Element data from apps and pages
▼▼▼
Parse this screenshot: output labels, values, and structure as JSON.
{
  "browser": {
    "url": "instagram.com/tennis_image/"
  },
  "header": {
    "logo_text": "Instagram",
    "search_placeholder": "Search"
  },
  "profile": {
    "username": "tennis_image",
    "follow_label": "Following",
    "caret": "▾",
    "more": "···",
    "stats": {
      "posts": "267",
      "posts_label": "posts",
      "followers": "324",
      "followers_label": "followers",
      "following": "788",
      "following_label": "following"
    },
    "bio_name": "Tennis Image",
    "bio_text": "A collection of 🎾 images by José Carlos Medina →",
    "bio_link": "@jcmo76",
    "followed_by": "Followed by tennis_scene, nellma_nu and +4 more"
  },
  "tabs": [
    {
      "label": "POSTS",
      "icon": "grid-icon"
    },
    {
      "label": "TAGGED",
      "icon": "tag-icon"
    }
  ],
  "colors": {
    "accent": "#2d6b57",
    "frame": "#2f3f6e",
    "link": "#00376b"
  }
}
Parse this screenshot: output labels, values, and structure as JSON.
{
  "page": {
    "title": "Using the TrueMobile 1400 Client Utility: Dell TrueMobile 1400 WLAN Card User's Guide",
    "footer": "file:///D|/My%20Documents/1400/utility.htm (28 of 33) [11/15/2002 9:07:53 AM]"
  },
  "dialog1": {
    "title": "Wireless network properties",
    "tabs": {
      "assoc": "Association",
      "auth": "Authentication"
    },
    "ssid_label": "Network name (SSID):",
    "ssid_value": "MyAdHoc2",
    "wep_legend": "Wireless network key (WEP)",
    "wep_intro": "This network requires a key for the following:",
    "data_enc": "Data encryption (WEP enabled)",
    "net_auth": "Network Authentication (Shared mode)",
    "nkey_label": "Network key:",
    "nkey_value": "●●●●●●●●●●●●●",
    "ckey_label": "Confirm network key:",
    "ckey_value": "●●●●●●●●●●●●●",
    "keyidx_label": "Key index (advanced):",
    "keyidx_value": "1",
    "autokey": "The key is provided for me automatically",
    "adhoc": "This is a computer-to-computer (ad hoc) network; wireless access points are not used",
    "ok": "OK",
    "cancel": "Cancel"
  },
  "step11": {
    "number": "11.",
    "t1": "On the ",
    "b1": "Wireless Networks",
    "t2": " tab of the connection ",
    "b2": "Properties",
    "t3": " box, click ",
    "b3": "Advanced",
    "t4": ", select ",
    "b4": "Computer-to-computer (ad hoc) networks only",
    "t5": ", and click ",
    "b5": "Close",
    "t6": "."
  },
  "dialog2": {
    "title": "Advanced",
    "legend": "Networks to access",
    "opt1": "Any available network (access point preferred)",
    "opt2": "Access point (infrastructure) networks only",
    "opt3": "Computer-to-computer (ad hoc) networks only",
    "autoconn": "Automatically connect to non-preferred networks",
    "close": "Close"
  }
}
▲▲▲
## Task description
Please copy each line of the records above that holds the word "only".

## Output of the exercise
    "b4": "Computer-to-computer (ad hoc) networks only",
    "opt2": "Access point (infrastructure) networks only",
    "opt3": "Computer-to-computer (ad hoc) networks only",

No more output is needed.